• [Stored data]
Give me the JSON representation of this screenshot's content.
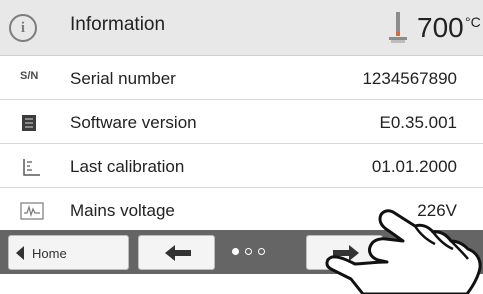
{
  "header": {
    "title": "Information",
    "temperature": "700",
    "temperature_unit": "°C"
  },
  "rows": [
    {
      "icon": "serial-number-icon",
      "icon_text": "S/N",
      "label": "Serial number",
      "value": "1234567890"
    },
    {
      "icon": "software-version-icon",
      "label": "Software version",
      "value": "E0.35.001"
    },
    {
      "icon": "calibration-icon",
      "label": "Last calibration",
      "value": "01.01.2000"
    },
    {
      "icon": "mains-voltage-icon",
      "label": "Mains voltage",
      "value": "226V"
    }
  ],
  "footer": {
    "home_label": "Home",
    "page_indicator": {
      "current": 1,
      "total": 3
    }
  },
  "colors": {
    "header_bg": "#e8e8e8",
    "footer_bg": "#656565",
    "text": "#222222"
  }
}
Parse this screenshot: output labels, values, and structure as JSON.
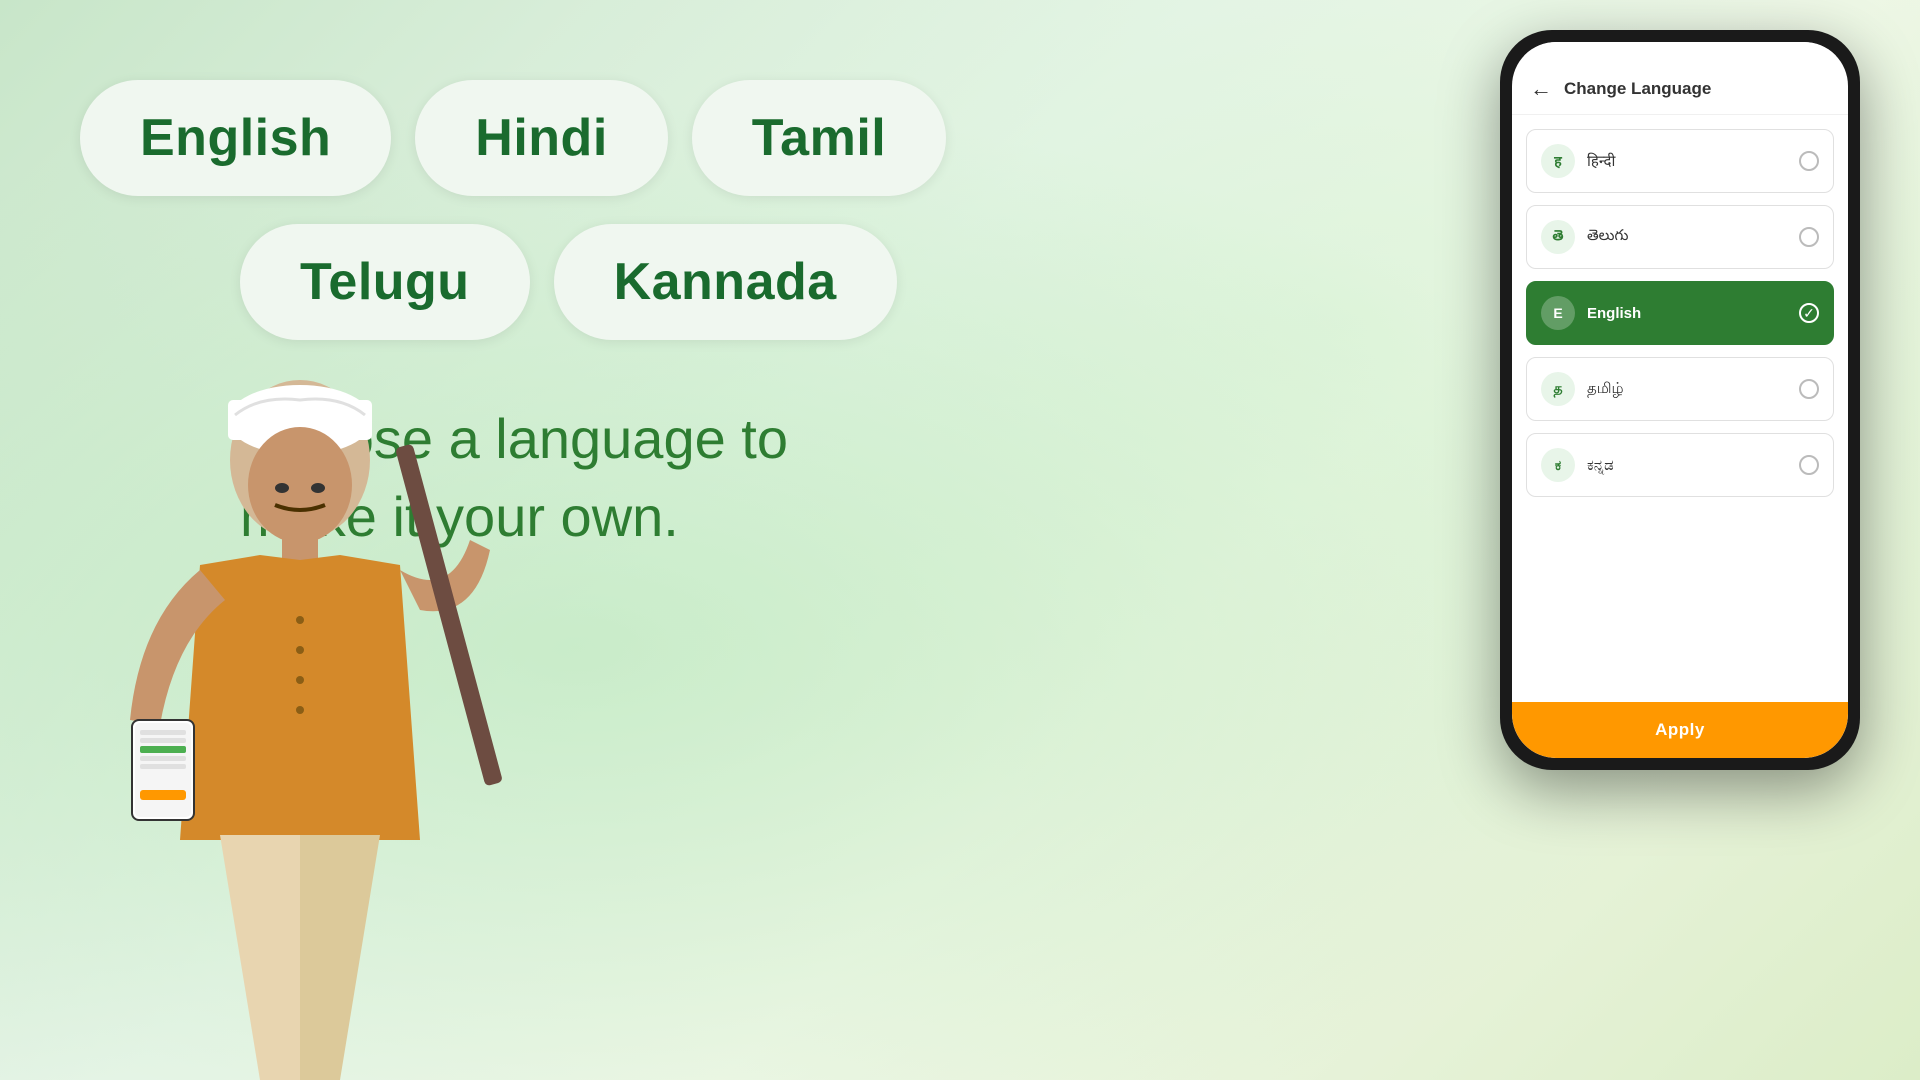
{
  "background": {
    "color1": "#c8e6c9",
    "color2": "#e8f5e9"
  },
  "pills": {
    "row1": [
      {
        "id": "english",
        "label": "English"
      },
      {
        "id": "hindi",
        "label": "Hindi"
      },
      {
        "id": "tamil",
        "label": "Tamil"
      }
    ],
    "row2": [
      {
        "id": "telugu",
        "label": "Telugu"
      },
      {
        "id": "kannada",
        "label": "Kannada"
      }
    ]
  },
  "tagline": {
    "line1": "Choose a language to",
    "line2": "make it your own."
  },
  "phone": {
    "title": "Change Language",
    "back_icon": "←",
    "languages": [
      {
        "id": "hindi",
        "icon": "ह",
        "label": "हिन्दी",
        "active": false
      },
      {
        "id": "telugu",
        "icon": "తె",
        "label": "తెలుగు",
        "active": false
      },
      {
        "id": "english",
        "icon": "E",
        "label": "English",
        "active": true
      },
      {
        "id": "tamil",
        "icon": "த",
        "label": "தமிழ்",
        "active": false
      },
      {
        "id": "kannada",
        "icon": "ಕ",
        "label": "ಕನ್ನಡ",
        "active": false
      }
    ],
    "apply_label": "Apply"
  }
}
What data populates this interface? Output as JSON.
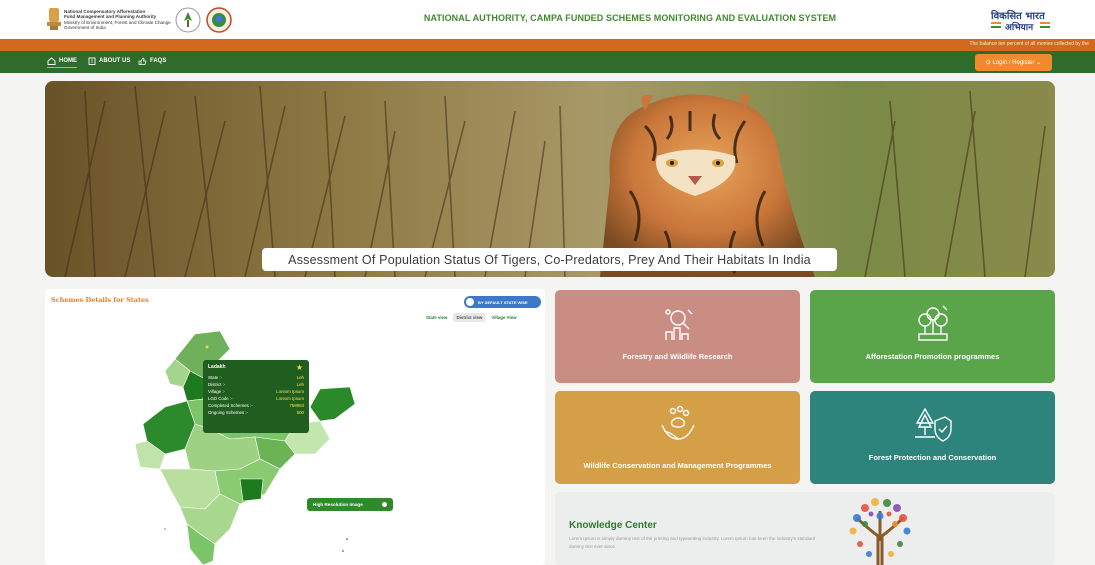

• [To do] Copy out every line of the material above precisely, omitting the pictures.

• [Result]
Give me the JSON representation of this screenshot's content.
{
  "header": {
    "title": "Information",
    "temperature": "700",
    "temperature_unit": "°C"
  },
  "rows": [
    {
      "icon": "serial-number-icon",
      "icon_text": "S/N",
      "label": "Serial number",
      "value": "1234567890"
    },
    {
      "icon": "software-version-icon",
      "label": "Software version",
      "value": "E0.35.001"
    },
    {
      "icon": "calibration-icon",
      "label": "Last calibration",
      "value": "01.01.2000"
    },
    {
      "icon": "mains-voltage-icon",
      "label": "Mains voltage",
      "value": "226V"
    }
  ],
  "footer": {
    "home_label": "Home",
    "page_indicator": {
      "current": 1,
      "total": 3
    }
  },
  "colors": {
    "header_bg": "#e8e8e8",
    "footer_bg": "#656565",
    "text": "#222222"
  }
}
Parse this screenshot: output labels, values, and structure as JSON.
{
  "background": {
    "color1": "#c8e6c9",
    "color2": "#e8f5e9"
  },
  "pills": {
    "row1": [
      {
        "id": "english",
        "label": "English"
      },
      {
        "id": "hindi",
        "label": "Hindi"
      },
      {
        "id": "tamil",
        "label": "Tamil"
      }
    ],
    "row2": [
      {
        "id": "telugu",
        "label": "Telugu"
      },
      {
        "id": "kannada",
        "label": "Kannada"
      }
    ]
  },
  "tagline": {
    "line1": "Choose a language to",
    "line2": "make it your own."
  },
  "phone": {
    "title": "Change Language",
    "back_icon": "←",
    "languages": [
      {
        "id": "hindi",
        "icon": "ह",
        "label": "हिन्दी",
        "active": false
      },
      {
        "id": "telugu",
        "icon": "తె",
        "label": "తెలుగు",
        "active": false
      },
      {
        "id": "english",
        "icon": "E",
        "label": "English",
        "active": true
      },
      {
        "id": "tamil",
        "icon": "த",
        "label": "தமிழ்",
        "active": false
      },
      {
        "id": "kannada",
        "icon": "ಕ",
        "label": "ಕನ್ನಡ",
        "active": false
      }
    ],
    "apply_label": "Apply"
  }
}
What data populates this interface? Output as JSON.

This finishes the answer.